- PROBLEM: Tally the lines of the records below that include the word "object", and write down only that tally.
Start of Block
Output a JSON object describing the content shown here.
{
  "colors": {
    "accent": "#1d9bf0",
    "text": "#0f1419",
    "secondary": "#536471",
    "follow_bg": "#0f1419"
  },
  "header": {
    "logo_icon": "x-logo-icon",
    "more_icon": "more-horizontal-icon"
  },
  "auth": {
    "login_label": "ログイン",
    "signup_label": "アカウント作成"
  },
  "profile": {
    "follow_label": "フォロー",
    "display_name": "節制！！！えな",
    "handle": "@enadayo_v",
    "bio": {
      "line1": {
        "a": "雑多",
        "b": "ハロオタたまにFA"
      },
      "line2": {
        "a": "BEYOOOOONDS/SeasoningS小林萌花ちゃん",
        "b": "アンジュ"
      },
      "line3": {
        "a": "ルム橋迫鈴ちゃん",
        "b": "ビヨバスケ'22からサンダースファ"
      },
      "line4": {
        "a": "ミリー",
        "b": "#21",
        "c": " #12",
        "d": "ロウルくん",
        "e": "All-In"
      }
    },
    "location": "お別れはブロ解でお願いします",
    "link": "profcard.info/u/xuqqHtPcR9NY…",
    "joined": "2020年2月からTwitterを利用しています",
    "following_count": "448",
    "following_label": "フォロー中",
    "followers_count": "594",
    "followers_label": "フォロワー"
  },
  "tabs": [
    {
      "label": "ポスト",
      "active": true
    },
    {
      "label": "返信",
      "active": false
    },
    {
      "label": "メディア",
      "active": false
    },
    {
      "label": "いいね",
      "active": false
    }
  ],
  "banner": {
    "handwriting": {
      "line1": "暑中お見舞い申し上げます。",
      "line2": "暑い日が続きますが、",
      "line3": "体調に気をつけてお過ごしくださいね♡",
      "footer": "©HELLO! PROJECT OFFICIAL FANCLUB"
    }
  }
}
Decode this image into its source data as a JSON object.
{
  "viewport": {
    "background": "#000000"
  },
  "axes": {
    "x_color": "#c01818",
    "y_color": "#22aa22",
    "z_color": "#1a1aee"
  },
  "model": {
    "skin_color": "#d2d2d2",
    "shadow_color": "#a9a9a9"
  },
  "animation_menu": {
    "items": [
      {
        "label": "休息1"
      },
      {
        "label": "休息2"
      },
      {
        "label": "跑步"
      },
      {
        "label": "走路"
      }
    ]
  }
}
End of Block
- ANSWER BOX: 2